On POSIX systems, shells generally treat n<&m & n>&m identically, simply calling dup2(m, n) without assessing if the directionality makes sense. The same is also true when closing file descriptors.

With this setup, it is only when something tries to read from the write-only file descriptor that an error will occur (in the command that called read(2)). Since the : built-in doesn't read (or write) anything, this error is avoided.


[0] It is possible for a process to send a file descriptor to another process (e.g. its parent) using a special connector, like UNIX domain sockets or D-Bus. Doing this requires the shell to recv the value, which also cannot happen in a $() subshell, as the received descriptor would close when that subshell terminates. Thus, some logic must happen in the shell before or after FD=$(open_r …), regardless. Such a solution is likely to be more verbose than the USAGE presented.

[1] As a special built-in, : does not need to call fork(2), execve(2), or any other system calls that might return a surprise error in extreme conditions. This would, ideally, leave the dup2(2) system call as the only source of error that can occur, but individual implementations may vary.
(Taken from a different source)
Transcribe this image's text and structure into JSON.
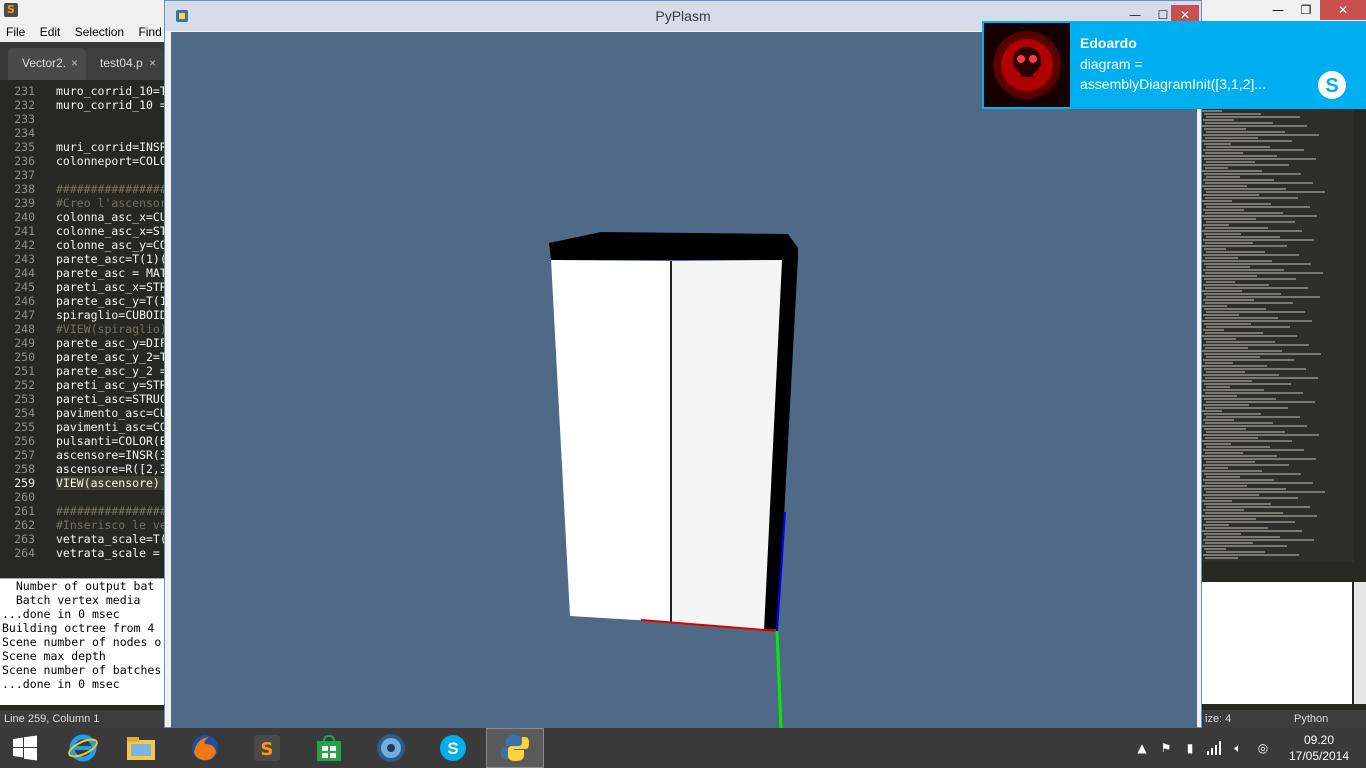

Regardless, under normal operating conditions, the only error expected would be from dup2 and that error would be either EBADF or, if the shell is not programmed to retry, from a race condition (i.e. EINTR or EBUSY).

[2] Attempting to close an already closed file descriptor will not cause an error (per POSIX.1-2017 Shell & Utilities § 2.7.6).

[3] Even if the subshell dies from an error during write(2) when the subshell prints an error message (due to standard error's closure), this will only happen if the subshell was going to exit non-zero anyway. Thus, closing should be functionally equivalent to redirecting to /dev/null.

[4] The behavior of local is undefined, per POSIX.1-2017 Shell & Utilities § 2.9.1:

(1.) b. If the command name matches the name of a utility listed in the following table, the results are unspecified. … local …


Apple Mac OS X is not Linux. I don't see any '/proc' file system on OS X.

I guess one answer is to use "zsh", but I want to have a script that works on both OS X (aka BSD) and Linux in "bash". So, here I am, in the year 2020, with the latest version of OS X, which at this moment is Catalina, and I realize that Apple seems to have abandoned maintenance of Bash long ago; apparently in favor of Zsh.

Here is my multi-OS solution to find the lowest unused file descriptor on Apple Mac OS X or Linux. I created an entire Perl script, and in-lined it into the Shell script. There must be a better way, but for now, this works for me.

lowest_unused_fd() {
  # For "bash" version 4.1 and higher, and for "zsh", this entire function  
  # is replaced by the more modern operator "{fd}", used like this:
  #    exec {FD}>myFile.txt; echo "hello" >&$FD;
  if [ $(uname) = 'Darwin' ] ; then
    lsof -p $$ -a -d 0-32 | perl -an \
      -e 'BEGIN { our @currentlyUsedFds; };' \
      -e '(my $digits = $F[3]) =~ s/\D//g;' \
      -e 'next if $digits eq "";' \
      -e '$currentlyUsedFds[$digits] = $digits;' \
      -e 'END { my $ix; 
            for( $ix=3; $ix <= $#currentlyUsedFds; $ix++) {  
              my $slotContents = $currentlyUsedFds[$ix];
              if( !defined($slotContents) ) { 
            print $ix;
          }' ;
    local FD=3
    while [ -e /proc/$$/fd/$FD ]; do
    echo $FD

The -an options to Perl tells it to (-n) run an implied while() loop that reads the file line by line and (-a) auto-split it into an array of words which, by convention, is named @F. The BEGIN says what to do before that while() loop, and the END says what to do after. The while() loop picks out field [3] of each line, reduces it to just its leading digits, which is a port number, and saves that in an array of port numbers that are currently in use, and therefore are unavailable. The END block then finds the lowest integer whose slot is not occupied.

Update: After doing all that, I actually am not using this in my own code. I realized that the answer from KingPong and Bruno Bronsky is far more elegant. However, I will leave this answer in place; it might be interesting to somebody.

Your Answer

By clicking “Post Your Answer”, you agree to our terms of service and acknowledge you have read our privacy policy.

Not the answer you're looking for? Browse other questions tagged or ask your own question.